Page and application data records
------------------------------------------------------------

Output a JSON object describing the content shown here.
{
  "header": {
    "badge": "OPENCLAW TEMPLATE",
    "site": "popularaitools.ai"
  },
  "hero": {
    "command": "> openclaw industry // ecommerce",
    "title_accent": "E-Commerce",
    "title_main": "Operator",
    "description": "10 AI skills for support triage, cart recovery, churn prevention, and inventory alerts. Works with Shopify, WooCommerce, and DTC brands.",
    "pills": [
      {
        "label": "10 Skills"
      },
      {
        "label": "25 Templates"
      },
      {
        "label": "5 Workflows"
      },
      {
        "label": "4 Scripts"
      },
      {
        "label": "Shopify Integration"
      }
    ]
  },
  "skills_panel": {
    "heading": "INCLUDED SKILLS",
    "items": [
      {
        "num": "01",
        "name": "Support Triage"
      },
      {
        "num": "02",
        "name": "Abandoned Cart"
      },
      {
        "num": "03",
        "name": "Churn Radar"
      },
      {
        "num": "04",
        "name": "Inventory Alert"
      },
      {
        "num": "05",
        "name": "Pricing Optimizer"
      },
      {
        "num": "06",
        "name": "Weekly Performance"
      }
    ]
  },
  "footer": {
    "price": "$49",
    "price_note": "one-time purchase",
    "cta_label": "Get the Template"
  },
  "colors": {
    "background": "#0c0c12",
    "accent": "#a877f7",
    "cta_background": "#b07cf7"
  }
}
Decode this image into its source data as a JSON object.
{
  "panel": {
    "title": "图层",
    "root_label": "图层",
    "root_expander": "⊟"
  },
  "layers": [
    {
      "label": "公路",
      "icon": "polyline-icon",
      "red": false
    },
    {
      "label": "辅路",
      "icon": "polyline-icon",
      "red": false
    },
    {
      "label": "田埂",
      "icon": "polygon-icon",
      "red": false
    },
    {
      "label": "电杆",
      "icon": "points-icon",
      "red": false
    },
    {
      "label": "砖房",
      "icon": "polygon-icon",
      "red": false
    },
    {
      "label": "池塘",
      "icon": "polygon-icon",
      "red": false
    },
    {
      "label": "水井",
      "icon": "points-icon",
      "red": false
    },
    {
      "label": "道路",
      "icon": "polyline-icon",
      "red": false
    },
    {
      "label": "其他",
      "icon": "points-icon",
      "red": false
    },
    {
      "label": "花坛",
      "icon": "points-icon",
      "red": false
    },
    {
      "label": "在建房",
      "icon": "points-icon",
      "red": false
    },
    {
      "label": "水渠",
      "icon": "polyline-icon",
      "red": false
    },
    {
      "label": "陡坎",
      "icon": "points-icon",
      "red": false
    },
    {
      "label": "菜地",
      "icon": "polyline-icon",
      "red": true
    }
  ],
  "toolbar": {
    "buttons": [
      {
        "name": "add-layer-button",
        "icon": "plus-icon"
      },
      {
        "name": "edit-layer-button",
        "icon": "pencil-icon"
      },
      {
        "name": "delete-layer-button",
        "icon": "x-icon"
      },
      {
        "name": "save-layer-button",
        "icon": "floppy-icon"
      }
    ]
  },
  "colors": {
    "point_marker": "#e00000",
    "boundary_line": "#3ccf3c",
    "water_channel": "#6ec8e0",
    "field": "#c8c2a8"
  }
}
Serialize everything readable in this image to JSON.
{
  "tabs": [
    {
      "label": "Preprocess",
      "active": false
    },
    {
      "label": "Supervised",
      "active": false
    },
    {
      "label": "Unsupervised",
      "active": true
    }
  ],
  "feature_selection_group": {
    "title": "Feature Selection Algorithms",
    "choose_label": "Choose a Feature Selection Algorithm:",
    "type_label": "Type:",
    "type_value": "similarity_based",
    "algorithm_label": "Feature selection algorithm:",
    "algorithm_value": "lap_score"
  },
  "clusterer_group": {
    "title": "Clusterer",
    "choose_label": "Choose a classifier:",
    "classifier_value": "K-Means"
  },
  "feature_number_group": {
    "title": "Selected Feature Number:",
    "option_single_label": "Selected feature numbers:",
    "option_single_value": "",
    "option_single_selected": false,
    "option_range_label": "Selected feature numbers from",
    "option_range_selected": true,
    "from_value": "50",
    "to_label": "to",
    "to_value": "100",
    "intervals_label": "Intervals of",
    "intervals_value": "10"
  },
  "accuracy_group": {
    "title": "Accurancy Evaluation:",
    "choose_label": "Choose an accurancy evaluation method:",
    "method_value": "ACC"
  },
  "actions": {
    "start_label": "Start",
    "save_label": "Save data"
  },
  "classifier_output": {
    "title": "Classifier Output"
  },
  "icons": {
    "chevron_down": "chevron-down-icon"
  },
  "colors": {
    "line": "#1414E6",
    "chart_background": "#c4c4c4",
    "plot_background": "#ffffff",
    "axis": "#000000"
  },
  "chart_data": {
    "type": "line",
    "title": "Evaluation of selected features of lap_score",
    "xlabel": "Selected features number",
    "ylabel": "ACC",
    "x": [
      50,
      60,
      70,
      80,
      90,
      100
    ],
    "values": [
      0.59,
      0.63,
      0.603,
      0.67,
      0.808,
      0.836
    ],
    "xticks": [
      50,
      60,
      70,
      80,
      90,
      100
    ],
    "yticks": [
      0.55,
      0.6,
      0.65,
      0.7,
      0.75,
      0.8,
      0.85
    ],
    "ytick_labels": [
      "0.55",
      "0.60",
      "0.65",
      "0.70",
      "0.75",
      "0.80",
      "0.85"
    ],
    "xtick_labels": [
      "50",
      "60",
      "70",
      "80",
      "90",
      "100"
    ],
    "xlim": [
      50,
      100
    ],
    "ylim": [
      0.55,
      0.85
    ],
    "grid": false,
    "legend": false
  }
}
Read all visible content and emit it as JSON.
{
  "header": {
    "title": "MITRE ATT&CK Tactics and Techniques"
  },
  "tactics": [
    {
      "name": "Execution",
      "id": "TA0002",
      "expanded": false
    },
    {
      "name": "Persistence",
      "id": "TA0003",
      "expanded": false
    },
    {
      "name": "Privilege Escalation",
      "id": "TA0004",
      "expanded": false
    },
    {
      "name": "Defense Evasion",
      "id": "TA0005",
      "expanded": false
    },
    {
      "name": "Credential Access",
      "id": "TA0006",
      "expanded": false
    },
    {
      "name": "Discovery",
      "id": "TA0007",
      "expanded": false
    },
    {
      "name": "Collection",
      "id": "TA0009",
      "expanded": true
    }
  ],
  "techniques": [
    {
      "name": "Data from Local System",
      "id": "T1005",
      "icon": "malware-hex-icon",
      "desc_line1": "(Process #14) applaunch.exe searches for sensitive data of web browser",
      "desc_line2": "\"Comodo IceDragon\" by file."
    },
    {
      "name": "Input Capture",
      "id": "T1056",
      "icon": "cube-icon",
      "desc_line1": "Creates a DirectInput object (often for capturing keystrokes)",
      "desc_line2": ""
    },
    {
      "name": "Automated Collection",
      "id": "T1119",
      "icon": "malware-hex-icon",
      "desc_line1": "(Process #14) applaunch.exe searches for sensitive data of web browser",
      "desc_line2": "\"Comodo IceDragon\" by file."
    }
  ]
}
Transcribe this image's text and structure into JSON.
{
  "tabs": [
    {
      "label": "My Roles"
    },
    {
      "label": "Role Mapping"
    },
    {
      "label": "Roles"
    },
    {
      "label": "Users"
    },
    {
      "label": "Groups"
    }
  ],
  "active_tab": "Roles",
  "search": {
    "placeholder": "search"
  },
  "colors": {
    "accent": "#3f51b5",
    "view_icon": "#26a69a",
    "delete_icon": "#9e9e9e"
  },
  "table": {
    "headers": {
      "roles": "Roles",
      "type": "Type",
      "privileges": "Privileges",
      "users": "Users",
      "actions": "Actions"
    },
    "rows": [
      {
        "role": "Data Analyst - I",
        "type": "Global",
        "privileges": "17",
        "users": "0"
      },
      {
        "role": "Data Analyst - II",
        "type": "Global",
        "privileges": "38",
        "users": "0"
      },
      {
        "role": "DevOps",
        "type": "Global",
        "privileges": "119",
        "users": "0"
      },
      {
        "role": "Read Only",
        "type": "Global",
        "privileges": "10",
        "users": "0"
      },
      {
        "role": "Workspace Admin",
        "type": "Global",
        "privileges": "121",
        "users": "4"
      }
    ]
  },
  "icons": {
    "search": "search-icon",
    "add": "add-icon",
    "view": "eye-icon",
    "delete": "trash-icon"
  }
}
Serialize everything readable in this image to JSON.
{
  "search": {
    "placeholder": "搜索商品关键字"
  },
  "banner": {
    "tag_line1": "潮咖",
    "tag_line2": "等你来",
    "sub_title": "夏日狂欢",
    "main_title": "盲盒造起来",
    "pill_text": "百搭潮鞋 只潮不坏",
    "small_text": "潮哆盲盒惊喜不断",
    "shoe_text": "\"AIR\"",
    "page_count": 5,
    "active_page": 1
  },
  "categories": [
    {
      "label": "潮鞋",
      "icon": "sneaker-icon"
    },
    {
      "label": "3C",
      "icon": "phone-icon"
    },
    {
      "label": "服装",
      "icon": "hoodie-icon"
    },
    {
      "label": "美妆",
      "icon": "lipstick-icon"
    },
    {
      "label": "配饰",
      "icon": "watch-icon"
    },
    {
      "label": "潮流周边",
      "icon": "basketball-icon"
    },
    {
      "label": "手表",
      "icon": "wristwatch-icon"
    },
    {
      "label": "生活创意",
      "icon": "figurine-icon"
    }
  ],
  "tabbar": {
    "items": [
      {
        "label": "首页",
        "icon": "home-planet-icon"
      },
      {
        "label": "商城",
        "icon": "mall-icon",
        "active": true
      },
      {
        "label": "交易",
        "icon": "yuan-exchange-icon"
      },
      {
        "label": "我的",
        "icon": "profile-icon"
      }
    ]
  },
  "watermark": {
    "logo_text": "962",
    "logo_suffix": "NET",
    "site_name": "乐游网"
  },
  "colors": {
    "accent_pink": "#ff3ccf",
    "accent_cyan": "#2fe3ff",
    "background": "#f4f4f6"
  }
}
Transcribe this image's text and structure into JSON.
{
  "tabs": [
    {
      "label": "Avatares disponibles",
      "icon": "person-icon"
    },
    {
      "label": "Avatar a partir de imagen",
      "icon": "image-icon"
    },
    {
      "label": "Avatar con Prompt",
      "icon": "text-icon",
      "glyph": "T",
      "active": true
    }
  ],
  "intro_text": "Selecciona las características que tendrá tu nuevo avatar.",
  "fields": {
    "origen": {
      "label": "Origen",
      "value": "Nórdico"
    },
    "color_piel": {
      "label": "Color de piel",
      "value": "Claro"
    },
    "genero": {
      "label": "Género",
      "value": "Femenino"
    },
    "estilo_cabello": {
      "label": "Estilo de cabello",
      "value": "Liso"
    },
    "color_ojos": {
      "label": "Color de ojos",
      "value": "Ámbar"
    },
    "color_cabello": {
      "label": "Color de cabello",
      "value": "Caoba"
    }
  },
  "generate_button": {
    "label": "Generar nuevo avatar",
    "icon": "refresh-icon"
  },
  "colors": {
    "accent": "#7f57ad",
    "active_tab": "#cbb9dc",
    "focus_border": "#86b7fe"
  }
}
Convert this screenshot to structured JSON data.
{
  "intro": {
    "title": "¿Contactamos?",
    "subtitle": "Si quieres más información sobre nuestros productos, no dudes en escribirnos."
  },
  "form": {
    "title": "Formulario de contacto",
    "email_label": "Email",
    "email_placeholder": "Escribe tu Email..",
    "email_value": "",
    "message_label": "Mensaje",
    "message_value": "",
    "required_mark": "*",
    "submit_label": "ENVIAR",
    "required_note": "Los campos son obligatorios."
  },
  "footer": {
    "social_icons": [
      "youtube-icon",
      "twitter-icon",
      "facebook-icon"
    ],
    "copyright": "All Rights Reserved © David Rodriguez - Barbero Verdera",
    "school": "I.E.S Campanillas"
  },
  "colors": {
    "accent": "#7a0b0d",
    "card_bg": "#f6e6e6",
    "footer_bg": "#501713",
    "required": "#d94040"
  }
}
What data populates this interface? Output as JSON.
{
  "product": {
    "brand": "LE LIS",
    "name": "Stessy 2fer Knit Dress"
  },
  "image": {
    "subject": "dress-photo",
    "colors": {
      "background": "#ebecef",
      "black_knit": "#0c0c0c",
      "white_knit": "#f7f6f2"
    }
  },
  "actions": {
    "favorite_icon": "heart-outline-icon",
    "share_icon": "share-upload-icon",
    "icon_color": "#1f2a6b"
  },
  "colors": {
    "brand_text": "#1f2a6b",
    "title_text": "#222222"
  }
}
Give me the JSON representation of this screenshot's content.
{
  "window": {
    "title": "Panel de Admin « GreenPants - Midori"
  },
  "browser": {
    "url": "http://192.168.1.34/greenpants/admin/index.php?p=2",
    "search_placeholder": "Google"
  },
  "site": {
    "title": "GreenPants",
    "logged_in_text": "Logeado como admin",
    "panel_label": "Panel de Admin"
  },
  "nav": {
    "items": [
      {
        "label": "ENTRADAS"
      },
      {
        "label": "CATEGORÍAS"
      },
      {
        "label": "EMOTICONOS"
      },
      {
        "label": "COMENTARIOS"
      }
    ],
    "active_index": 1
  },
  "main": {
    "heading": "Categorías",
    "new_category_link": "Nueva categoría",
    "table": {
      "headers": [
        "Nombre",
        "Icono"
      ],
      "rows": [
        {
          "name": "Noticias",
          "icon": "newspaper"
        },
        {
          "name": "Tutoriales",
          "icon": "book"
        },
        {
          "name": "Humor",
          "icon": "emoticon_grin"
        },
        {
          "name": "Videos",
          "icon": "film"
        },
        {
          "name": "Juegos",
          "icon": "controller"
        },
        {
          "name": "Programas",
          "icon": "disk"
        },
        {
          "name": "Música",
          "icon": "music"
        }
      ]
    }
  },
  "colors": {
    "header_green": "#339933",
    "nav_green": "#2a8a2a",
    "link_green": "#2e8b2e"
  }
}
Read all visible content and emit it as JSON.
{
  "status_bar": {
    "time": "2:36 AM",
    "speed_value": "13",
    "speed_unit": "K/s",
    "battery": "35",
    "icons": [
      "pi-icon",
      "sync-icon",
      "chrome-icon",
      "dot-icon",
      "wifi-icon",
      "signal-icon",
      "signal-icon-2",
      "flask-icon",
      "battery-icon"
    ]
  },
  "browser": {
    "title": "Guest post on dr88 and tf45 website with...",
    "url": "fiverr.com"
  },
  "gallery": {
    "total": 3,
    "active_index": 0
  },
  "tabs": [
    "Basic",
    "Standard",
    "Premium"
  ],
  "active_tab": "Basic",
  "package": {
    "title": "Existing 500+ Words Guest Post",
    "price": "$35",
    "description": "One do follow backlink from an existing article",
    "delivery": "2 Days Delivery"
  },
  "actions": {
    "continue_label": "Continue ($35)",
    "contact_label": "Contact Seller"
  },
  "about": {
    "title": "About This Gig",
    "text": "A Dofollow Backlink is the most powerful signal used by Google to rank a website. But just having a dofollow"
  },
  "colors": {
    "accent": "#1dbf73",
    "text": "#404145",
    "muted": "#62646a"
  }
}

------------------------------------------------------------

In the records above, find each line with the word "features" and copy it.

> Answer
    "title": "Evaluation of selected features of lap_score",
    "xlabel": "Selected features number",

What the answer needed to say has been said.